[Interest] [Development] Windows 7 support will be, dropped in Qt 6
mwoehlke.floss at gmail.com
Thu Jun 18 18:17:41 CEST 2020
On 18/06/2020 11.11, Roland Hughes wrote:
> Could someone from such a background learn enough C syntax to write a
> student C program like this one?
> [example program elided]
Maybe. To the point various others are making, just because someone
hasn't learned the fundamentals doesn't mean they're incompetent.
OTOH, not everyone can learn competence. The point is, *you just don't
> Could that same person write a page swapping system for a Linux-like OS
> from scratch? No.
Again, *maybe*. Not, perhaps, without learning the fundamentals first,
but as noted, just because they haven't learned *yet* doesn't mean they
can't. But, again, there are plenty of people that can muddle through
basic stuff with "training wheels" languages that *can't* grasp the
fundamentals well enough for such tasks, and that's the point you
(Roland) and I are making.
> When one comes from the scripting/interpreted language background;
> especially if they never got a degree from a good school that taught
> them proper fundamentals of software development; that is the training
> wheels never off the bike.
> Put them on C. No garbage collection.
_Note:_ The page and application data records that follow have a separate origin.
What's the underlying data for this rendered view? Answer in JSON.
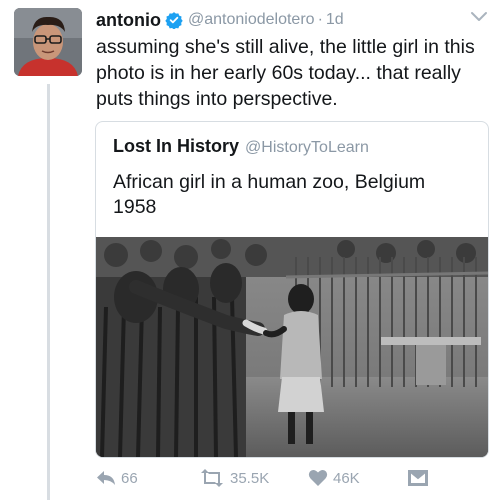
{
  "tweet": {
    "author_name": "antonio",
    "verified": true,
    "handle": "@antoniodelotero",
    "separator": "·",
    "time": "1d",
    "text": "assuming she's still alive, the little girl in this photo is in her early 60s today... that really puts things into perspective."
  },
  "quoted": {
    "author_name": "Lost In History",
    "handle": "@HistoryToLearn",
    "text": "African girl in a human zoo, Belgium 1958",
    "photo": "black-and-white photo"
  },
  "actions": {
    "reply_count": "66",
    "retweet_count": "35.5K",
    "like_count": "46K"
  },
  "colors": {
    "verified_blue": "#1da1f2",
    "secondary_text": "#8b98a5",
    "action_icon": "#9aa5b1",
    "border": "#d7dde2"
  },
  "icons": [
    "avatar-photo",
    "verified-badge-icon",
    "chevron-down-icon",
    "reply-icon",
    "retweet-icon",
    "heart-icon",
    "direct-message-icon"
  ]
}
Requires proper understanding of
> the fundamentals, especially Application Design, System Architecture,
> and Data Structures. Basically it requires the skill to ride a bike that
> goes very fast and can never have training wheels put on it.
Yup... Some can figure it out. Some won't.
To be fair, I might be in the latter category. I don't recall *formally*
learning much about memory management (although there was some generic
algorithms stuff); nevertheless, my first professional job was pure C
and I managed well enough. I'd like to think I'm competent, if not amazing.
As an example, I don't consider deleteLater a major source of headaches
(and most of my stuff *does* run on reasonably modern machines). Almost
always if I use deleteLater, it's because I *know* that I can't just
delete it *now*. I'm aware of needing to ensure that objects are either
a) not deleted while in use, or b) are always referenced through
*checked* weak pointers.
(Right now I'm working on unit tests for a non-Qt signal/slot system
that needs to handle race conditions between the signal being emitted or
destroyed at the same time the receiver is destroyed. Fun times, but not
a problem outside of my experience, as it would be for someone that only
More information about the Interest